According to the ECB, 35EUR billion of the 108EUR billion deposits are from outside the Eurozone, ie Russia. Of the remaining, it's pretty hard to know because Russian money may well be behind an EU incorporated SPV. To come up with an estimate, lets imagine for a moment that the amount on deposit in Cypriot banks by actual Cypriots is similar to that in the Germany which has a 130% bank deposits to GDP ratio, that would mean that something like 80 billion EUR is on deposit in Cypriot banks from Russian account holders much of that is probably decomposed into several accounts below the 100k EUR insurance level to take advantage of the insurance.
I can see the Germans connecting the dots and thinking: "Hold on just one second here. In order for us to defend the Euro and prevent a Cypriot default and potential exit we have to make a bunch of Russians whole on 80billion Euros? What kind of interest rate have they been making on these Cypriot deposits the past few years? 8%? Meanwhile back in Germany depositors in our domestic banks earn next to nothing. And we are going to tax them to rescue these guys? Oh HELL NO! I've got a better idea, why don't we make them pay for their own bailout by confiscating about 10% of their deposits? They'll never miss it, I mean what is that? 5 quarters of interest? To hell with them, let's charge 'em." And that's why they did what they did.

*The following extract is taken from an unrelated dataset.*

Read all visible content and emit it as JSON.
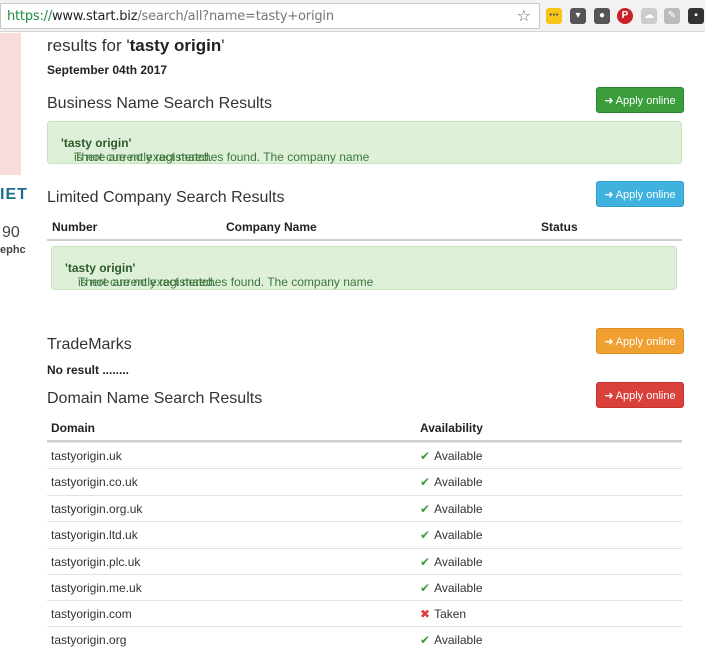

"But wait!" You can hear the financial press exclaim. "What about the retail Cypriot depositor? What about them?" Well, let's look for a second at that. If there are 35 billion EUR in "retail deposits" and 450,000 working age Cypriots that would mean that the average Cypriot has about 78,000 EUR or 5 times the percapita GDP of the country in the bank. Is this likely? Not at all, in fact it's impossible. It is by far more likely that a majority of the accounts under the 100,000 EUR threshold are not retail Cypriot accounts at all but, as mentioned, are Russian accounts purposefully trying to take advantage of Cypriot deposit insurance. So by going after the "small depositors" the Germans are actually going after the more clever Russians.
It is also important to keep in mind that no one can say that this is what is being done. Still less can the implement a policy which specifically targets Russians. There is some effort being made to make the tax 0% on deposits under 20,000 EUR which would probably protect most Cypriots, but the troika had to appear to be addressing everyone equally. Remember, Europe still depends on the goodwill of Russia for it's gas supplies and Russia has many ways of making life difficult for the Eurozone generally.
So what can you take away from this? Well first of all, Cyprus is very much a special case because in its rescue the Germans are being asked to save an EU member state by rescuing depositors in an EU banking system who are themselves based outside the EU and they are saying no. This is not at all an equivalent to what would happen in the event that something similar were to happen in Spain or Italy, both contributors to the ESM, Eurozone members, and EU members. So I don't think anyone should worry about this decision being used as a precedent for other Eurozone states and as people begin to understand that more fully I think the markets will recover. The other lesson is that when the banking system is too large for the government itself to rescue, terrible things happen and as I have written, that is the case in pretty much every state in the Eurozone. So while this will blow over, the larger storm is still coming.